Data for analysis below:
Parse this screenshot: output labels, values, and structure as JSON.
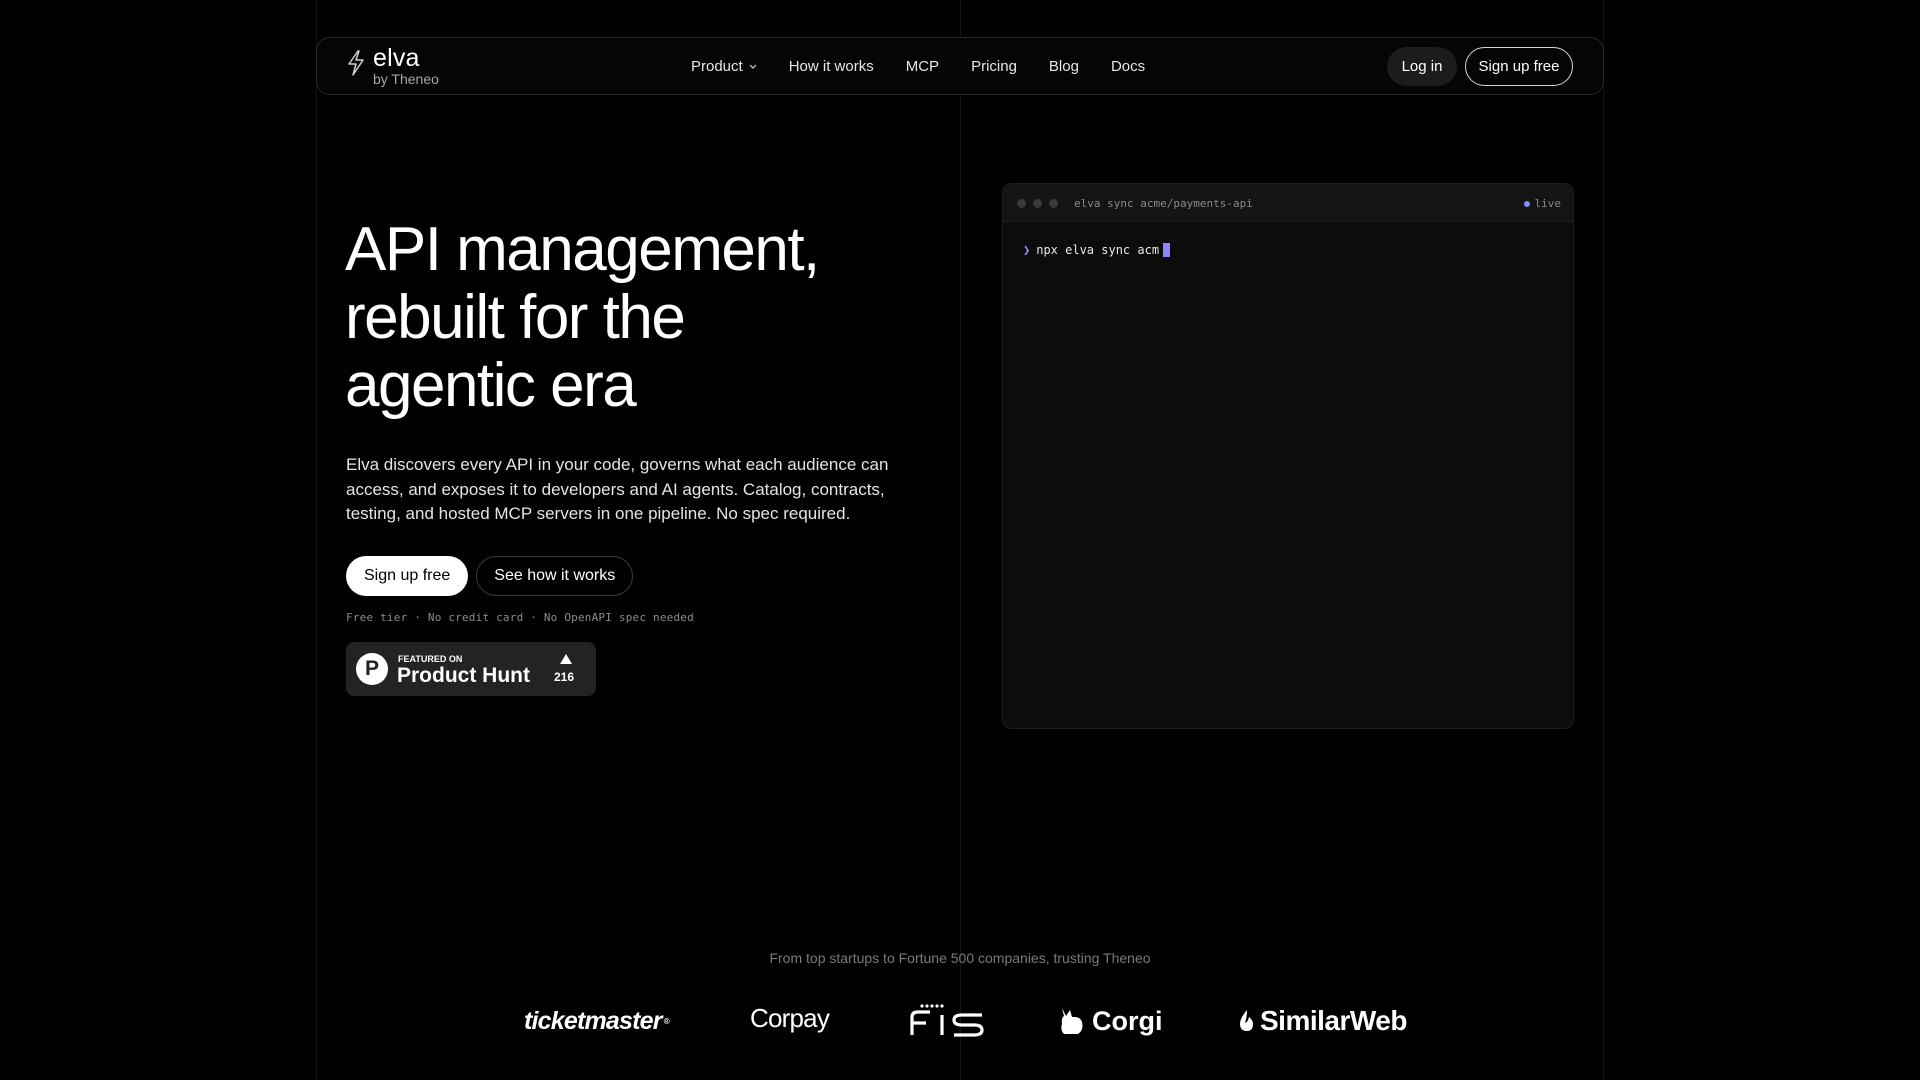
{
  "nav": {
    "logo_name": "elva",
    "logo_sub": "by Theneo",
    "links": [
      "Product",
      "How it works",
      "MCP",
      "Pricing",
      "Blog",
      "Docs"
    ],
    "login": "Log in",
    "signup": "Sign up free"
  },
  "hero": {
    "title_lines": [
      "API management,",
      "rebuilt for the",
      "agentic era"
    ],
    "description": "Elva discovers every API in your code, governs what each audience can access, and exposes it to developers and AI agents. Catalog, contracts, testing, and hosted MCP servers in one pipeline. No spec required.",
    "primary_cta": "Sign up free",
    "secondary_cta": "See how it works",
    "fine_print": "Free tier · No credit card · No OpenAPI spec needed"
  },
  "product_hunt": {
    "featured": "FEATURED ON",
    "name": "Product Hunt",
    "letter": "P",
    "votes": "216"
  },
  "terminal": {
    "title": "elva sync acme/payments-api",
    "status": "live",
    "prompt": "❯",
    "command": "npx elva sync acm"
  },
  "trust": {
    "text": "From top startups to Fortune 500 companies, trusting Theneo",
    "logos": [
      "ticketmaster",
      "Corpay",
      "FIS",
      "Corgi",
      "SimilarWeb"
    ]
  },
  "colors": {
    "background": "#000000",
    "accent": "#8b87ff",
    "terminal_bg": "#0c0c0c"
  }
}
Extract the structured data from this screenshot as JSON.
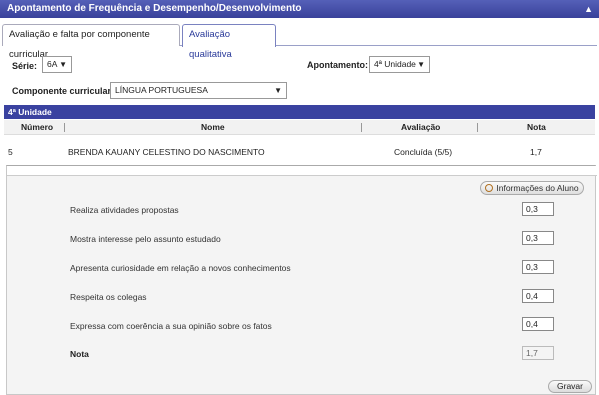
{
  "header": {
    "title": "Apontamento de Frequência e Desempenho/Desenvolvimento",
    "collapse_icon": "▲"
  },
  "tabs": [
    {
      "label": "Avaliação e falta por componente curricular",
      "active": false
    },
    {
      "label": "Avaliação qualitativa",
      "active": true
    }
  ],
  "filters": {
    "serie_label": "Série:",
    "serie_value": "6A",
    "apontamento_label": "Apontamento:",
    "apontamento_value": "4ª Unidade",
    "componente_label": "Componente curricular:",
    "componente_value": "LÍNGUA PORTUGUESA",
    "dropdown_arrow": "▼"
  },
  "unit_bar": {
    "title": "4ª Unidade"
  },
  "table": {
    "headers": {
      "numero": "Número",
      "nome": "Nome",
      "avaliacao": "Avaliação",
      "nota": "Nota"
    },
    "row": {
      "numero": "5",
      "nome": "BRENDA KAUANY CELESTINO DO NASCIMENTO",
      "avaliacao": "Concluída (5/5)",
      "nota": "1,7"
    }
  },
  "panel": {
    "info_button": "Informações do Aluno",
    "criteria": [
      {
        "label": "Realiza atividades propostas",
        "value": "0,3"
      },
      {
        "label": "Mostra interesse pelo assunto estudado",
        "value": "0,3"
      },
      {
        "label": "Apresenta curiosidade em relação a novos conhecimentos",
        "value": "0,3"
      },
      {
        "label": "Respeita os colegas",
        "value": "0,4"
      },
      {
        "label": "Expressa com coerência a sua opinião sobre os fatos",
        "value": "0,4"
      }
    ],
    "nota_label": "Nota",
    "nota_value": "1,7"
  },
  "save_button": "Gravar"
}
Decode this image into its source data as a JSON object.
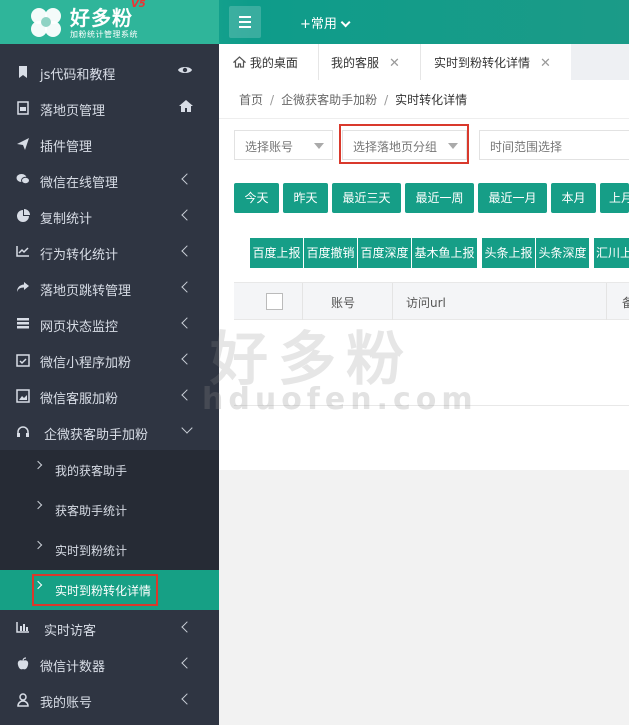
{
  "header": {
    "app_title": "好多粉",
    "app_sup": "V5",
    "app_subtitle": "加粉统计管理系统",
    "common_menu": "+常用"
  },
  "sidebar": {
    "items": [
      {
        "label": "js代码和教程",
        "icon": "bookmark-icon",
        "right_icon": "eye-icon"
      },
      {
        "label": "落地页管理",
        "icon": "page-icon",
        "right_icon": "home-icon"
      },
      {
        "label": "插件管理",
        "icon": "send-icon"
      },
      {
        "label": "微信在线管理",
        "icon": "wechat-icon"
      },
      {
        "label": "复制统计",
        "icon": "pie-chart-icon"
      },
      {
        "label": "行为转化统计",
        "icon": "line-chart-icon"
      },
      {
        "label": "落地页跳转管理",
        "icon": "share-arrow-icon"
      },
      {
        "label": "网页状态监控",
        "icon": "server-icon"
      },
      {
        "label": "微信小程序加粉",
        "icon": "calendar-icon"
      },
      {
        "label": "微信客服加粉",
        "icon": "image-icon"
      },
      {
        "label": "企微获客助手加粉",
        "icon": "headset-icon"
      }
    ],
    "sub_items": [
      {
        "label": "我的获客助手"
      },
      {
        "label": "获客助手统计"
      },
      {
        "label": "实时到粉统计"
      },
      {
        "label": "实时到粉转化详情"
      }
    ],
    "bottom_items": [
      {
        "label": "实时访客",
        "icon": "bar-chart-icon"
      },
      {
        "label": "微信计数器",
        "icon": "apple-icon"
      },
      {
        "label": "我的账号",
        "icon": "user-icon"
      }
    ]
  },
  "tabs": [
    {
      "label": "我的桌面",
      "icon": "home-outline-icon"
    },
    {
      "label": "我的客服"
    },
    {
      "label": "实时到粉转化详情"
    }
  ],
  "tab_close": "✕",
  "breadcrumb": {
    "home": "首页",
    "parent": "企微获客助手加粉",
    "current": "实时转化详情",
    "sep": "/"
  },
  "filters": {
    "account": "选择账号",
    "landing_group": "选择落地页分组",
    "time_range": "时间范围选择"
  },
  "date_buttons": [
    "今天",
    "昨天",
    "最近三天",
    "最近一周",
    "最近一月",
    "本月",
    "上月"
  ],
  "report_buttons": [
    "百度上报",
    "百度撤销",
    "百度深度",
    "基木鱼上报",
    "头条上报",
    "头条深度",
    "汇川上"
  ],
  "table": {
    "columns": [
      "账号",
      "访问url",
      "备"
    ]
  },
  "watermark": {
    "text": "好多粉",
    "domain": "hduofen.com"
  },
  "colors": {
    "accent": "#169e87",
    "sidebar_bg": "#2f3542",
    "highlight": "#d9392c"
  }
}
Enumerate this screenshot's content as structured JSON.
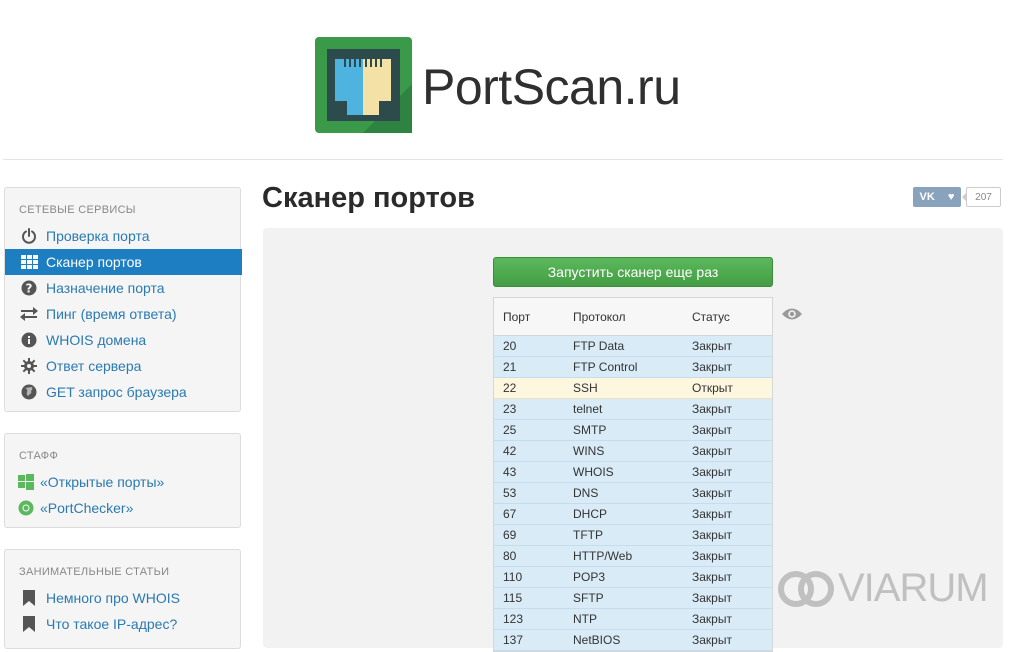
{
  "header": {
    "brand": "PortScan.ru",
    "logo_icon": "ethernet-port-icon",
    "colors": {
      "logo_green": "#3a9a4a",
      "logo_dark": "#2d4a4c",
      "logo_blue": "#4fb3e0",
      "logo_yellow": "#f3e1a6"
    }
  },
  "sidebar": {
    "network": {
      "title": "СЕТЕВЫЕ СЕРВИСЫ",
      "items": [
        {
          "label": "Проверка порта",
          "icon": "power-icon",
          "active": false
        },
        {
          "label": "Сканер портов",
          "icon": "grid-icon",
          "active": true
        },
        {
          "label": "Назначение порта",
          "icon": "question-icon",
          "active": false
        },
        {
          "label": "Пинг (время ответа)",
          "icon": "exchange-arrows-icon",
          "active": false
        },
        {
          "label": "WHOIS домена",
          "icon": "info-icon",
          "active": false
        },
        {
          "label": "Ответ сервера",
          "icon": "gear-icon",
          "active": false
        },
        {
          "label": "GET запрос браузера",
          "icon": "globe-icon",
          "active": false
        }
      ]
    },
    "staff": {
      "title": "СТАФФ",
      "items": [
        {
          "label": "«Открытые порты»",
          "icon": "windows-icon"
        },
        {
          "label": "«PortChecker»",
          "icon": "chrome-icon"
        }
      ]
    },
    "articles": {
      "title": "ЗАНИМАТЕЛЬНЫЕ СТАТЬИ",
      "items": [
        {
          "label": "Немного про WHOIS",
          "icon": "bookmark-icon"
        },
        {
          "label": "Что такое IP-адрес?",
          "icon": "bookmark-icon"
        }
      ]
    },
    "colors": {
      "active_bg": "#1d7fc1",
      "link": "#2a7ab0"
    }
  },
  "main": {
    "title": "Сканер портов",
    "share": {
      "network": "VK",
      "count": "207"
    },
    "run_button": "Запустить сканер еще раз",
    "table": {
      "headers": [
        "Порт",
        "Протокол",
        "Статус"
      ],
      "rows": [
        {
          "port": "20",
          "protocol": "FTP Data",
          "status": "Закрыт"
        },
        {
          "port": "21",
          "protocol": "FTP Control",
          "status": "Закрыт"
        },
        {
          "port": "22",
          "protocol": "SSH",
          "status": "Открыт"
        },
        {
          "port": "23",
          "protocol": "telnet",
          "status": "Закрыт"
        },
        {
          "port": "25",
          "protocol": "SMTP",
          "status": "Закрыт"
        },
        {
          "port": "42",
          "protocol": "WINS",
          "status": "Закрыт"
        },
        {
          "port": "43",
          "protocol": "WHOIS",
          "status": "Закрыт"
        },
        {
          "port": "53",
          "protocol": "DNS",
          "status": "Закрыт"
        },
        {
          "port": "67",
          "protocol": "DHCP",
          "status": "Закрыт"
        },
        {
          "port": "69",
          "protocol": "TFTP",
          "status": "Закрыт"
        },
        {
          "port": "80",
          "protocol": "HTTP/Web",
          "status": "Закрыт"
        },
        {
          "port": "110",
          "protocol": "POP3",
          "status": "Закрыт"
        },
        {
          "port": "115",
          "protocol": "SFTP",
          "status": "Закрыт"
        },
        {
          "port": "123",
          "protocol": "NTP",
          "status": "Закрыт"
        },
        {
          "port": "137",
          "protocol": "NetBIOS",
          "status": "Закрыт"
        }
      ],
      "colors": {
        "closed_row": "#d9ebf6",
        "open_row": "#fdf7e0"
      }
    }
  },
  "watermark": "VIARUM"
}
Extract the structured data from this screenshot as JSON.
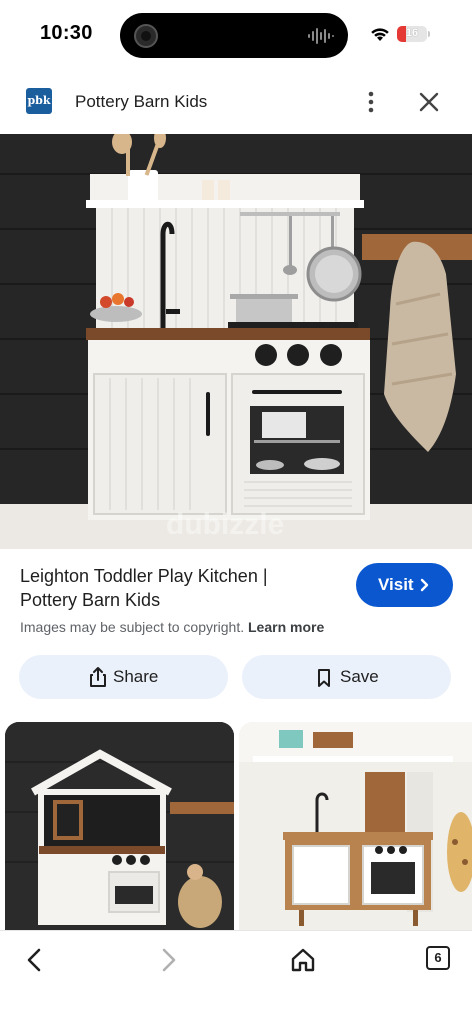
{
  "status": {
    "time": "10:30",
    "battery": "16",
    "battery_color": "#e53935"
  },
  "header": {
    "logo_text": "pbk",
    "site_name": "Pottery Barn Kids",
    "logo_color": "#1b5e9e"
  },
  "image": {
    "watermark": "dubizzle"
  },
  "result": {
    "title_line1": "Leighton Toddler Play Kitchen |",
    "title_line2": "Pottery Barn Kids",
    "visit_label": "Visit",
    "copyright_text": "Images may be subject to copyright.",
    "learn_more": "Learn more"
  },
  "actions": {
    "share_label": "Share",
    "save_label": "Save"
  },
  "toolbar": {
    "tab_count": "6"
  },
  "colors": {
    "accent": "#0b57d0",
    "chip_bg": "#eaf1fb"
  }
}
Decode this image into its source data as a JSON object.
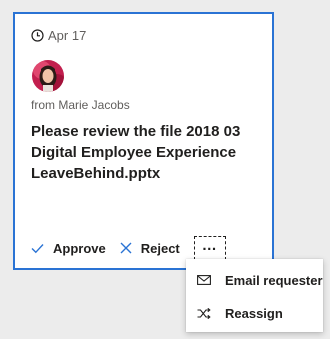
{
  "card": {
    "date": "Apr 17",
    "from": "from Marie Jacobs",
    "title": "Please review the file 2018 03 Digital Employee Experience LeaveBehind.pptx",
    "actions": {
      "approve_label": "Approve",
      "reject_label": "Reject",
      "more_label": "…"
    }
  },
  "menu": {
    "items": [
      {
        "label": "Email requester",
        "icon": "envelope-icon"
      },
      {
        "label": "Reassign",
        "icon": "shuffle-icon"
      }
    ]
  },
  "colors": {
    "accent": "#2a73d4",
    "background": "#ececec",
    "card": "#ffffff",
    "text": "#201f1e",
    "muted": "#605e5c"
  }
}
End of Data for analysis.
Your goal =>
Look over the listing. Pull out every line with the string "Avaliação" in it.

Answer to this exercise =>
      "label": "Avaliação e falta por componente curricular",
      "label": "Avaliação qualitativa",
      "avaliacao": "Avaliação",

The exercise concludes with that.